Source data:
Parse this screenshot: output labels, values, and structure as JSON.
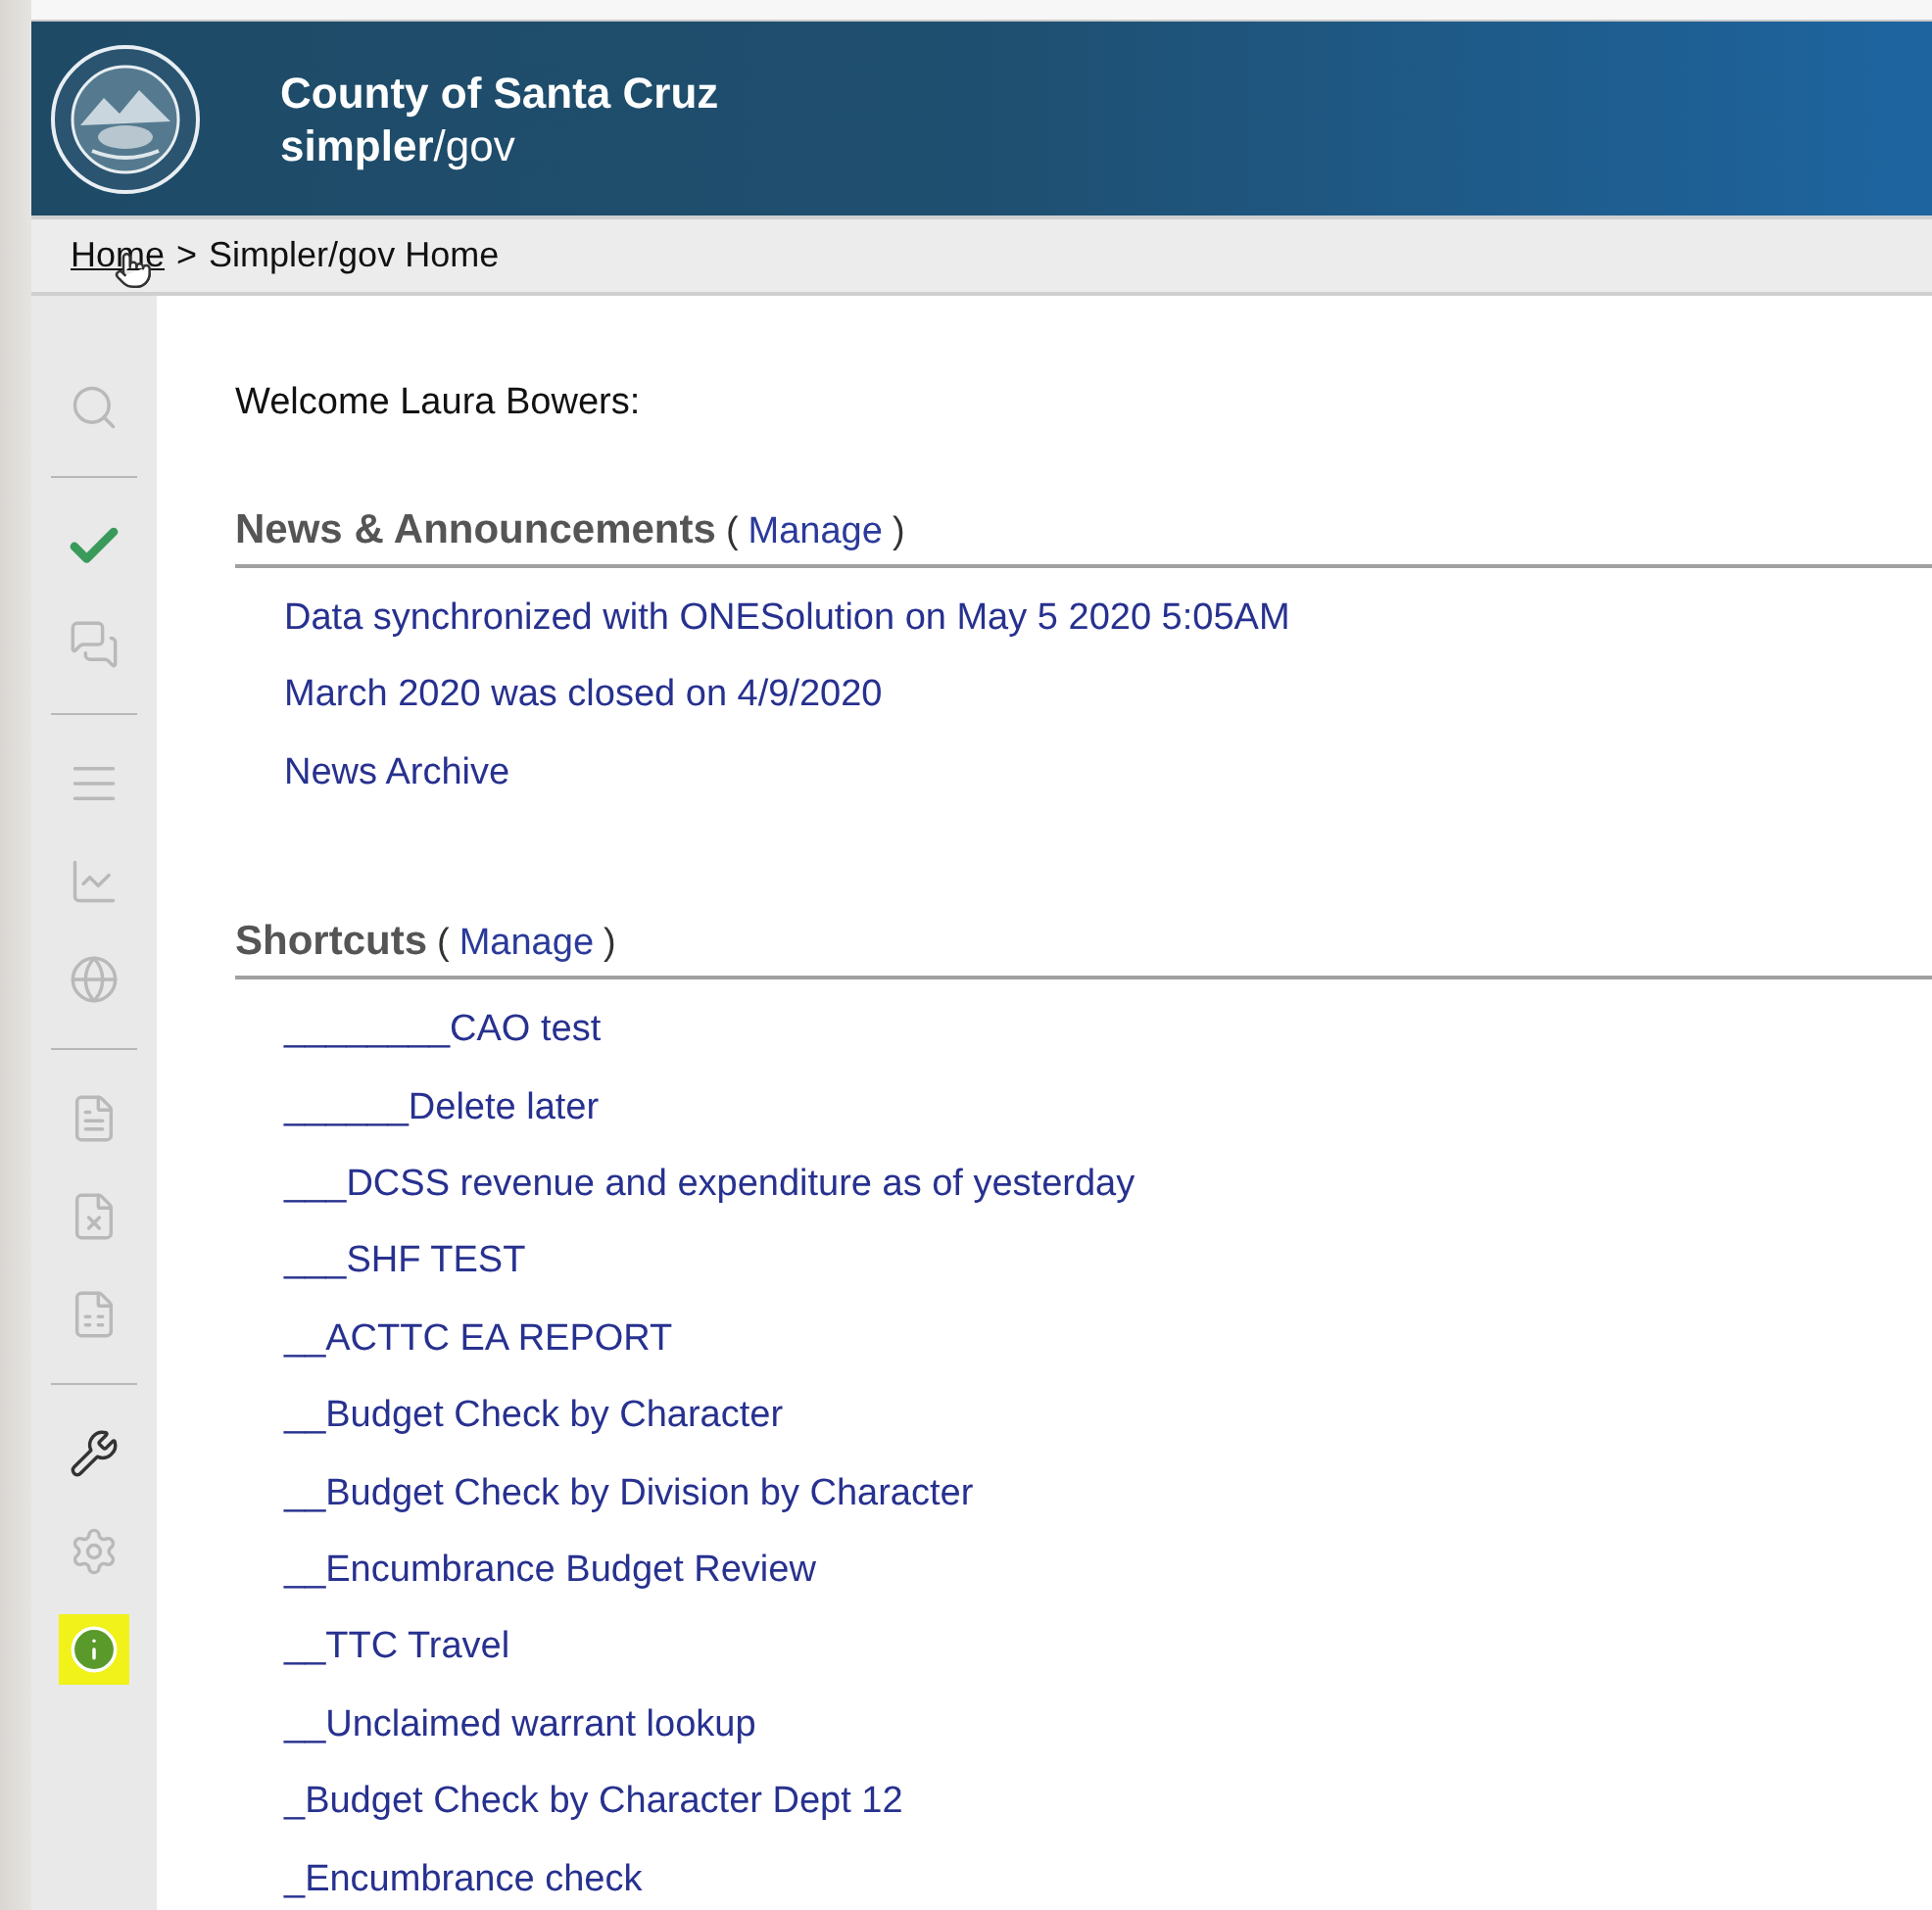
{
  "header": {
    "title": "County of Santa Cruz",
    "subtitle_bold": "simpler",
    "subtitle_rest": "/gov"
  },
  "breadcrumb": {
    "link": "Home",
    "separator": ">",
    "current": "Simpler/gov Home"
  },
  "sidebar": {
    "items": [
      {
        "kind": "icon",
        "disabled": true,
        "selected": false
      },
      {
        "kind": "divider"
      },
      {
        "kind": "icon",
        "disabled": false,
        "selected": false
      },
      {
        "kind": "icon",
        "disabled": true,
        "selected": false
      },
      {
        "kind": "divider"
      },
      {
        "kind": "icon",
        "disabled": true,
        "selected": false
      },
      {
        "kind": "icon",
        "disabled": true,
        "selected": false
      },
      {
        "kind": "icon",
        "disabled": true,
        "selected": false
      },
      {
        "kind": "divider"
      },
      {
        "kind": "icon",
        "disabled": true,
        "selected": false
      },
      {
        "kind": "icon",
        "disabled": true,
        "selected": false
      },
      {
        "kind": "icon",
        "disabled": true,
        "selected": false
      },
      {
        "kind": "divider"
      },
      {
        "kind": "icon",
        "disabled": false,
        "selected": false
      },
      {
        "kind": "icon",
        "disabled": true,
        "selected": false
      },
      {
        "kind": "icon",
        "disabled": false,
        "selected": true
      }
    ]
  },
  "welcome": "Welcome Laura Bowers:",
  "sections": [
    {
      "title": "News & Announcements",
      "open": "(",
      "manage": "Manage",
      "close": ")",
      "links": [
        "Data synchronized with ONESolution on May 5 2020 5:05AM",
        "March 2020 was closed on 4/9/2020",
        "News Archive"
      ]
    },
    {
      "title": "Shortcuts",
      "open": "(",
      "manage": "Manage",
      "close": ")",
      "links": [
        "________CAO test",
        "______Delete later",
        "___DCSS revenue and expenditure as of yesterday",
        "___SHF TEST",
        "__ACTTC EA REPORT",
        "__Budget Check by Character",
        "__Budget Check by Division by Character",
        "__Encumbrance Budget Review",
        "__TTC Travel",
        "__Unclaimed warrant lookup",
        "_Budget Check by Character Dept 12",
        "_Encumbrance check"
      ]
    }
  ]
}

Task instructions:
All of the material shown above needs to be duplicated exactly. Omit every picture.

Solution:
Parse this screenshot: output labels, values, and structure as JSON.
{
  "header": {
    "title": "County of Santa Cruz",
    "subtitle_bold": "simpler",
    "subtitle_rest": "/gov"
  },
  "breadcrumb": {
    "link": "Home",
    "separator": ">",
    "current": "Simpler/gov Home"
  },
  "sidebar": {
    "items": [
      {
        "kind": "icon",
        "disabled": true,
        "selected": false
      },
      {
        "kind": "divider"
      },
      {
        "kind": "icon",
        "disabled": false,
        "selected": false
      },
      {
        "kind": "icon",
        "disabled": true,
        "selected": false
      },
      {
        "kind": "divider"
      },
      {
        "kind": "icon",
        "disabled": true,
        "selected": false
      },
      {
        "kind": "icon",
        "disabled": true,
        "selected": false
      },
      {
        "kind": "icon",
        "disabled": true,
        "selected": false
      },
      {
        "kind": "divider"
      },
      {
        "kind": "icon",
        "disabled": true,
        "selected": false
      },
      {
        "kind": "icon",
        "disabled": true,
        "selected": false
      },
      {
        "kind": "icon",
        "disabled": true,
        "selected": false
      },
      {
        "kind": "divider"
      },
      {
        "kind": "icon",
        "disabled": false,
        "selected": false
      },
      {
        "kind": "icon",
        "disabled": true,
        "selected": false
      },
      {
        "kind": "icon",
        "disabled": false,
        "selected": true
      }
    ]
  },
  "welcome": "Welcome Laura Bowers:",
  "sections": [
    {
      "title": "News & Announcements",
      "open": "(",
      "manage": "Manage",
      "close": ")",
      "links": [
        "Data synchronized with ONESolution on May 5 2020 5:05AM",
        "March 2020 was closed on 4/9/2020",
        "News Archive"
      ]
    },
    {
      "title": "Shortcuts",
      "open": "(",
      "manage": "Manage",
      "close": ")",
      "links": [
        "________CAO test",
        "______Delete later",
        "___DCSS revenue and expenditure as of yesterday",
        "___SHF TEST",
        "__ACTTC EA REPORT",
        "__Budget Check by Character",
        "__Budget Check by Division by Character",
        "__Encumbrance Budget Review",
        "__TTC Travel",
        "__Unclaimed warrant lookup",
        "_Budget Check by Character Dept 12",
        "_Encumbrance check"
      ]
    }
  ]
}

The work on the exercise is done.